Question: Why haven't ABC, CBS and NBC copied the cable networks with new summertime programs like The Closer, Damages, Burn Notice, etc.? Don't they know the public is clamoring for good programs to watch during the summer hiatus?
Answer: The networks often say they'd like to put good stuff on in the summer months, not just failed burn-offs and shows they've otherwise given up on (Traveler, for instance). And the trades continue to announce provocative projects (like a horror anthology for NBC) that could air in the off-season. But for the most part, I'm betting we'll still see mostly reality on the networks in the summer. Some good (So You Think You Can Dance), some awful but popular (America's Got Talent), some hateful (Big Brother), and many that come and go without a ripple (Pirate Master, anything on ABC). The reason: economics. Cable networks see the summer as an opportunity to promote and produce some of their best work, to establish their brands and make noise. The networks will
Question: Why is it that networks rarely grab each others' shows after they are canceled? This year there were a few cases where this would have made a lot of sense. For example, a show like The Class had average ratings, but it was canned because CBS didn't have many hours available. Wouldn't it have made sense for ABC, which is starving for even a marginal comedy, to pick it up instead of renewing According to Jim or Notes from the Underbelly? Traveler and Masters of Science Fiction are other shows that I think have some cult following despite the lack of network support and might prove profitable elsewhere. Why do networks put their faith in ratings-challenged or untested shows rather than something that can obviously improve their present situation?
Answer: The reason this rarely happens is the same reason situations like Jericho's (being resurrected after cancellation) are so rare. When a show fails on one network, there usually isn't a clamor elsewhere to keep something alive that
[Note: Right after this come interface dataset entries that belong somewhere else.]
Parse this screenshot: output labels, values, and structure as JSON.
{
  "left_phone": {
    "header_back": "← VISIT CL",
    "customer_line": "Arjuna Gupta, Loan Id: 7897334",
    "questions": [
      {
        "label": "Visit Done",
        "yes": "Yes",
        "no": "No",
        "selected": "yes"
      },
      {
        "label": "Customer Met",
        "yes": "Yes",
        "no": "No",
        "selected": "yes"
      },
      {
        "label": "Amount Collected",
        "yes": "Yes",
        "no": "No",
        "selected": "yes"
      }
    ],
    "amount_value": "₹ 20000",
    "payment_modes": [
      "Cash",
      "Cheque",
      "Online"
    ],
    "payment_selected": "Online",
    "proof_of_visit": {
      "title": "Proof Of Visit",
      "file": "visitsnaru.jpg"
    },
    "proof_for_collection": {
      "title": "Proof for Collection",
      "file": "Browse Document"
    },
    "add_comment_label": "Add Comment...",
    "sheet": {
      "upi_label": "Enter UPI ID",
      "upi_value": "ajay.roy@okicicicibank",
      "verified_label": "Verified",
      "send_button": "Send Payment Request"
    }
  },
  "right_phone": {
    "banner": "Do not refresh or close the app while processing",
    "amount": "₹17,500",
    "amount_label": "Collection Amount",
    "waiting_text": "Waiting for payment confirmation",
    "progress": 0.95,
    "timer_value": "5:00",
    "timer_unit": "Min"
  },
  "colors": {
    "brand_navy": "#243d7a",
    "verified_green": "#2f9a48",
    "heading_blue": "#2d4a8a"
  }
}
Tonight at 9 pm/ET, TNT's The Closer kicks off a two-part season-ender that pits Brenda against one of her toughest-to-crack cases ever, and in turn a formidable adversary in the form of guest star Steven Culp. TVGuide.com asked the alum of Desperate Housewives to tease the drama ahead. Plus: What happened with ABC's Traveler?
TVGuide.com: Obviously we don't bring in Steven Culp for just anything, so what have we got you doing these two weeks?Steven Culp: Well, I don't know how much I'm allowed to give away about the plot, but it's a two-parter, and I'm playing Lucas Cordry, a lawyer who's defending the guy accused of murder.
TVGuide.com: So he has to go up against
Question: Do you have any news on Traveler's Aaron Stanford's guest-starring role on Numbers this coming season?
Answer: His episode airs Oct. 5 and he plays a movie star at the center of a murder investigation in a classic "Hollywood whodunit" saga.
A fan campaign is under way to resurrect ABC's Traveler on TNT. Visit Porters-and-Soldiers.com for more.... Oxygen's Tori & Dean: Inn Love hit a new series high on Tuesday, drawing 551,000 viewers.... The New York Television Festival will on Sept. 6 offer an advanced screening of Fox's New Amsterdam at the New World Stages in midtown Manhattan. For more info, visit NYTVF.com.... HBO has set a Sept. 9 season premiere for Curb Your Enthusiasm.... Nickelodeon debuts The Backyardigans' first hourlong movie, Super Secret Super Spy, Sept. 17 at 7 pm/ET. My boys thought it was "OK".... The 2007 American Music Awards will air live on ABC Nov. 18, starting at 8 pm.